Smart Electric Gets More Power, More RangeBy John O'Dell August 16, 2011
The Smart ED, Mercedes-Benz' first effort at an electric-drive car, will get more horsepower and range from a new electric drive system when the third generation of the two-seat car is introduced next year. The "new" electric Smart, using a house-developed motor and battery instead of the battery system sourced from Tesla Motors for the second-generation test cars, will be unveiled during the Frankfurt auto show that begins Sept. 13. Mercedes said Monday that the Gen 3 Smart Fortwo electric drive, set to go on sale in 30 markets including the U.S. in the second quarter next year, will deliver 73 brake-horsepower, up almost 83 percent from 40 bhp in the present version of the car, and 96 lb-ft of torque, an 8 percent hike from 88 lb-ft.
The second-generation Smart EDs use battery packs, supplied by Northern California-based EV maker Tesla.
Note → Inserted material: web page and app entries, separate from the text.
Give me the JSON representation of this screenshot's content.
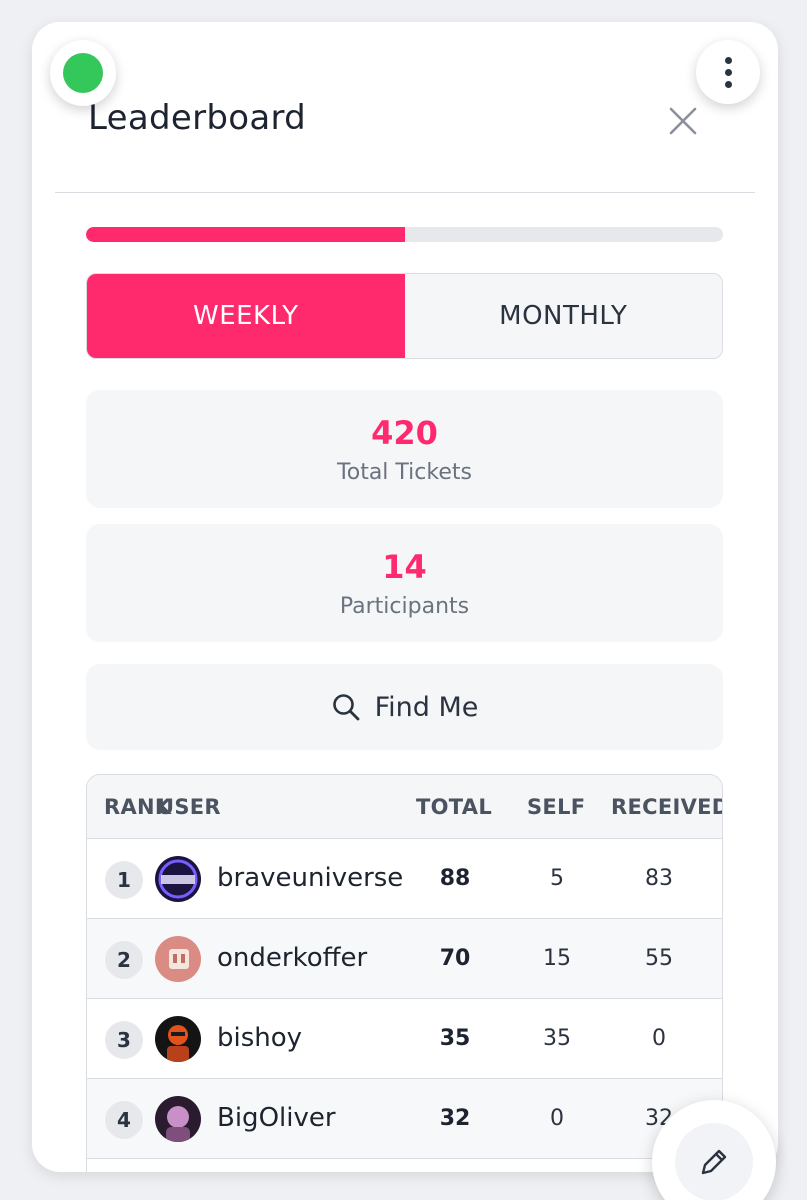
{
  "header": {
    "title": "Leaderboard"
  },
  "progress": {
    "fraction": 0.5
  },
  "tabs": [
    {
      "label": "WEEKLY",
      "active": true
    },
    {
      "label": "MONTHLY",
      "active": false
    }
  ],
  "stats": {
    "total_tickets": {
      "value": "420",
      "label": "Total Tickets"
    },
    "participants": {
      "value": "14",
      "label": "Participants"
    }
  },
  "find_me": {
    "label": "Find Me"
  },
  "table": {
    "columns": {
      "rank": "RANK",
      "user": "USER",
      "total": "TOTAL",
      "self": "SELF",
      "received": "RECEIVED"
    },
    "rows": [
      {
        "rank": "1",
        "user": "braveuniverse",
        "total": "88",
        "self": "5",
        "received": "83"
      },
      {
        "rank": "2",
        "user": "onderkoffer",
        "total": "70",
        "self": "15",
        "received": "55"
      },
      {
        "rank": "3",
        "user": "bishoy",
        "total": "35",
        "self": "35",
        "received": "0"
      },
      {
        "rank": "4",
        "user": "BigOliver",
        "total": "32",
        "self": "0",
        "received": "32"
      }
    ]
  },
  "colors": {
    "accent": "#ff2a6e",
    "status_online": "#34c759"
  },
  "icons": {
    "menu": "more-vertical-icon",
    "close": "close-icon",
    "search": "search-icon",
    "edit": "pencil-icon"
  }
}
And motors made by UK-based Zytek. Mercedes announced earlier this year that it wanted to bring its electric-drive program in-house and had set up joint ventures with two German companies: Bosch, to build electric motors, and Evonik Industries to develop and manufacture lithium-ion battery packs. The company said the new battery packs from the joint venture, called Deutsche Accumotive, would increase the Smart ED's optimum per-charge range to 87 miles from the 82 miles claimed for the Tesla-powered Smart ED. The initial Smart electric test cars could travel only about 71 miles on a single charge. The new battery reportedly boasts a 17.7- kiloWatt-hour useable capacity, up from about 16.5 kWh in the Tesla packs. The 2012 Smart ED would charge in 8 hours on the standard European 220-volt household current (corresponds to 240 volts in the U.S.) and in just under 60 minutes on a high-voltage DC quick charging system.
The company said that its Smart Division intends to build 10,000 of the new electric Fortwo models. Pricing and a breakdown of distribution allowances or the various countries in which it will be marketed were not disclosed. But hewing the auto industry's longstanding credo that performance sells, Mercedes did publish acceleration and top speed data for the new Smart ED: 0-60 kilometers per hour (37 mph) in 5.0 seconds, a 23 percent improvement from 6.5 seconds in the generation-two model, topping out at 75 mph (120 kph), a 21 percent bump up from the previous model's 62 mph (100 kph).
Daimler, parent of both Mercedes-Benz and Smart, hopes to use electric-drive powertrains as a way to help resuscitate the ailing Smart brand, whose global sales last year fell 17 percent to 97,500 vehicles almost all of them diesel and gasoline models. As part of that plan, Smart has said it will move beyond cars into a so-called personal mobility program that will include an electric bicycle that will share the podium with the new Smart ED at the Frankfurt show. The e-bike (below), initially shown at the 2010 Paris auto show, uses a hub-mounted electric motor powered from a small, frame-mounted lithium battery.